Actual implementation of the glass-composite-diaphragm woofer with details of the patented design.

Rocking modes are caused by the inhomogeneous distribution of mass, stiffness, and force factor shifting the center of gravity, and electro-dynamical excitation away from the pivot point, which is the cross point of the nodal lines of the two rocking modes. Due to the high Q of the rocking resonators, only a very small asymmetrical force is required (which is usually a few percent of the transversal force) to generate a critical rocking behavior having more energy than the desired piston mode. Assessing the relative rocking level (RRL) and identifying the imbalances is a convenient way to keep voice coil rubbing under control and to avoid impulsive distortion from impairing the quality of the reproduced sound.

Woofer diaphragms vibrate through the compliances suspending the diaphragm. Compliance is the inverse of stiffness (stiffness = Young's modulus). Aside from many other considerations, the Young's modulus of the diaphragm should be as high as possible while the surround stiffness should be as low as possible.
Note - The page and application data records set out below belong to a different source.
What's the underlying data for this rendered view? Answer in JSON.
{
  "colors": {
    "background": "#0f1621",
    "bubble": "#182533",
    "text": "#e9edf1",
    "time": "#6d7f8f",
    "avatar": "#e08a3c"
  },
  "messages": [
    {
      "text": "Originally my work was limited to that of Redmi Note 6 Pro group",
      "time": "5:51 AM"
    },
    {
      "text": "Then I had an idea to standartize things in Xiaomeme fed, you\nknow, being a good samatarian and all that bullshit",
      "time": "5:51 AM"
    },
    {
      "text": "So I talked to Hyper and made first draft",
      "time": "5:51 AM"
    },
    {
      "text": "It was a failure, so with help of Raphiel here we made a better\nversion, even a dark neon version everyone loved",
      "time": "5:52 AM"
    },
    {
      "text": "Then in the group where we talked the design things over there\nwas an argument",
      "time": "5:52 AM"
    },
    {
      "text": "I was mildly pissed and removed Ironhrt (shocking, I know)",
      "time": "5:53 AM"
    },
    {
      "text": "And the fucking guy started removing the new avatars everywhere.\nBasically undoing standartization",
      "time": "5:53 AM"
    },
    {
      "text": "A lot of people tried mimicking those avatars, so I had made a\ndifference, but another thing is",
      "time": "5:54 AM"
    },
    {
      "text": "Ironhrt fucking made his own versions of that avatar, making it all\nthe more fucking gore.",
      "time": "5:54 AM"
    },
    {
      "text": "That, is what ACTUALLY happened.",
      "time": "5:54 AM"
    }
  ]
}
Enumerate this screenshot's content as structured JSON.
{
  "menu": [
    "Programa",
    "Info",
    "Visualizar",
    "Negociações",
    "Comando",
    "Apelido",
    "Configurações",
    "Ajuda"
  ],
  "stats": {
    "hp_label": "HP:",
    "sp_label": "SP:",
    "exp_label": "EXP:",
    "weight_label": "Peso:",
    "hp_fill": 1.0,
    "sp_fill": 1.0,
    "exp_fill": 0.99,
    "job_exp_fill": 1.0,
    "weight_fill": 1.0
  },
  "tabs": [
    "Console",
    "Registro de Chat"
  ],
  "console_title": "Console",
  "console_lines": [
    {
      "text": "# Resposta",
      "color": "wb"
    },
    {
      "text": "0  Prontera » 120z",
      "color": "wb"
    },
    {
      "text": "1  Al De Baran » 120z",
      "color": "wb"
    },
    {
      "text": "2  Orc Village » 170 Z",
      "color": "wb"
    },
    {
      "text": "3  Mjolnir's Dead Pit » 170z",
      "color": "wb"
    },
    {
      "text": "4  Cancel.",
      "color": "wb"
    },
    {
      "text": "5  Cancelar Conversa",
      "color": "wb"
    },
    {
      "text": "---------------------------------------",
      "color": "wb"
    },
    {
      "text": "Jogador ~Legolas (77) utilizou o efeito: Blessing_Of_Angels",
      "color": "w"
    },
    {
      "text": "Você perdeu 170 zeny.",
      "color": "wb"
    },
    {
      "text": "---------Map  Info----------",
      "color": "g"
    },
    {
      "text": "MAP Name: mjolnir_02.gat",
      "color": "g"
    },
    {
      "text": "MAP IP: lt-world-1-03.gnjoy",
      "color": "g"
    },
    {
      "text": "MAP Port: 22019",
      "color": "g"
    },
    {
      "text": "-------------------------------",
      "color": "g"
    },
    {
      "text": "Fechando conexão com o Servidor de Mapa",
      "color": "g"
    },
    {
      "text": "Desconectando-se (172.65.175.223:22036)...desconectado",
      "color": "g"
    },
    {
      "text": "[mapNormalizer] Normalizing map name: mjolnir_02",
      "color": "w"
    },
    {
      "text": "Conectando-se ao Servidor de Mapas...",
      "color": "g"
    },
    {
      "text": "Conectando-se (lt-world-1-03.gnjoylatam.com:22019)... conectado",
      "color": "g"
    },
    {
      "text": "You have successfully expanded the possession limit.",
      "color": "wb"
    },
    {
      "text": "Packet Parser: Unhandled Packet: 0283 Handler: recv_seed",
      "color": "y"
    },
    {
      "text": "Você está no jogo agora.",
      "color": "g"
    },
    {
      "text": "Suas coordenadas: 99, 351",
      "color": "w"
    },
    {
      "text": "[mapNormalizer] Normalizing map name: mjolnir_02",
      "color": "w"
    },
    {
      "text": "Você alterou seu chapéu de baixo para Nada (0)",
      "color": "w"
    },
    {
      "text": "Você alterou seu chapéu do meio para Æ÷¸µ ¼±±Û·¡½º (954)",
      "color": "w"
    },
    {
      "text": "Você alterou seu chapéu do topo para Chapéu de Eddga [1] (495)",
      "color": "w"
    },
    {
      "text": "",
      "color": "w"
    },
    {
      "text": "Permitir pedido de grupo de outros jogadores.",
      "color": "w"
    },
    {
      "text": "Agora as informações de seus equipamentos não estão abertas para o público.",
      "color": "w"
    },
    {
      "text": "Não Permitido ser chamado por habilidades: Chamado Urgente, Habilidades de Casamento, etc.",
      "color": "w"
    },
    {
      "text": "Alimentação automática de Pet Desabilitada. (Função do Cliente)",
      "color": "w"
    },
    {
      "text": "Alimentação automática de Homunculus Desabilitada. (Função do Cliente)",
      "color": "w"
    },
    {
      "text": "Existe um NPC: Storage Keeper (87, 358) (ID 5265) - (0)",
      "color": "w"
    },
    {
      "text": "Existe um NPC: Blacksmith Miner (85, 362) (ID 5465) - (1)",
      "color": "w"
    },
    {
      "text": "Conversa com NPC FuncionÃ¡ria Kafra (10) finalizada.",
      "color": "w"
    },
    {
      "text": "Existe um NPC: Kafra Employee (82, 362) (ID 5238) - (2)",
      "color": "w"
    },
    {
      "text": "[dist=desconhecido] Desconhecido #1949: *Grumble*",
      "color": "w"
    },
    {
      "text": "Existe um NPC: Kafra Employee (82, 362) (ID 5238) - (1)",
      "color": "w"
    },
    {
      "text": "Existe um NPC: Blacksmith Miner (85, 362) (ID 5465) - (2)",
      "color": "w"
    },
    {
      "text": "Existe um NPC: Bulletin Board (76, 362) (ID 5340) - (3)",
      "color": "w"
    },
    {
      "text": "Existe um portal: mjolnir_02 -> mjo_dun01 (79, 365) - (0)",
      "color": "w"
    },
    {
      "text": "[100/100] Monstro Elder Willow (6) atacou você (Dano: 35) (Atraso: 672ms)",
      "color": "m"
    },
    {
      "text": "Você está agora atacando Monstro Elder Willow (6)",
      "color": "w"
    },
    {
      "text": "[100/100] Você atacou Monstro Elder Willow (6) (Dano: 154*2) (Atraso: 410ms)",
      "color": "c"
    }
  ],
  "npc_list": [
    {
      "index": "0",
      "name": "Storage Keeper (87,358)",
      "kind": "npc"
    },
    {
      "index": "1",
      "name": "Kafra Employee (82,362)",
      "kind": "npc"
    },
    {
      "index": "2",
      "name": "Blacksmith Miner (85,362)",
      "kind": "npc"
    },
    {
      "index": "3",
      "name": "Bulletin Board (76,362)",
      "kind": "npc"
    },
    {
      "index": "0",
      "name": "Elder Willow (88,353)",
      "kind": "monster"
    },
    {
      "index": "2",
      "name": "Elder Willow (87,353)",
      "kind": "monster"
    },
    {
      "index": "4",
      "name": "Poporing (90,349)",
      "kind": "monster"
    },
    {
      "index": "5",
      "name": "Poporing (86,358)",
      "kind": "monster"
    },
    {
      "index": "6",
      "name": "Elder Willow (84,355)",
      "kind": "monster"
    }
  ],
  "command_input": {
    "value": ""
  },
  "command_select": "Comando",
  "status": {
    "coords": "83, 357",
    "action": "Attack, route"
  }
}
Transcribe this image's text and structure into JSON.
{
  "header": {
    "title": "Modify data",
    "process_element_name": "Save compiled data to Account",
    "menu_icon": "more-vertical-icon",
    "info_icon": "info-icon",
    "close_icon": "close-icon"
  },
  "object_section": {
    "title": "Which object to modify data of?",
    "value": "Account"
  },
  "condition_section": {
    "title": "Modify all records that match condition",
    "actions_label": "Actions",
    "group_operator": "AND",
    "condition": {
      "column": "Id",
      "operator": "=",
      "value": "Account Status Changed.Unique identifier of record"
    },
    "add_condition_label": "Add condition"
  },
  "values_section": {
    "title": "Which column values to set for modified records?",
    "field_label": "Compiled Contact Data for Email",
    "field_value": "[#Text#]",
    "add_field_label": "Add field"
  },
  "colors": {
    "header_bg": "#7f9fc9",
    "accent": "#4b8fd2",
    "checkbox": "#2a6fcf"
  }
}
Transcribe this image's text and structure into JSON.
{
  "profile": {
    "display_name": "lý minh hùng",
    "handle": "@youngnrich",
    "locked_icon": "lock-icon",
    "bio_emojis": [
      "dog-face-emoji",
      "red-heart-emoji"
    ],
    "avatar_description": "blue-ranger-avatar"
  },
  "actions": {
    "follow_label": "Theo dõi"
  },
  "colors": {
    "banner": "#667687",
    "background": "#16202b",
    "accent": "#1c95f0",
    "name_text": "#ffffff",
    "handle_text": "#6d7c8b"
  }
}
A more compliant suspension enables the enclosure to be a smaller volume but also offers a more consistent bass response in mass production - as low-end response is dependent on the consistent back volume air compliance (air suspension) rather than variations in the surround compliance. To restate this, the resonant frequency is dominated by the effect of the back volume. This is defined as acoustic suspension (air suspension or sealed box). The compliance of the membrane must be far higher than the compliance of the back volume. 
Prototype of a new D48 glass dome diaphragm tweeter from BDNC.

Invented in 1954 by Edgar Villchur of AR speaker fame, acoustic suspension systems reduce distortion in the bottom end of the speaker's response that can be caused by stiffer nonlinear suspensions. While Acoustic Research, Inc. and Bose are odd bedfellows in the same sentence, the Bose 901 of the late 1960s used an array of 4" full range cones speakers in the tight volume enclosure and eq'ed the heck out of them below 200 Hz (almost 20 dB at 20 Hz!). So the entire bass range was used below resonance where the frequency (and phase) response was consistent and could be electrically compensated. Same here for the miniMAX approach.

On its product development roadmap, BDNC has three different sizes for its rectangular series of glass woofers. There's the middle size FP-SPK-M (160 mm x 40 mm x 17mm), the large size FP-SPK-L (584 mm x 92 mm x 25mm), and a small size FP-SPK-S (80 mm x 20 mm x 7.2mm). The next steps on the company's speaker road map are glass cone speakers (see image above), audiophile headphone drivers, and another long-term project of very low impedance (VLO) speakers.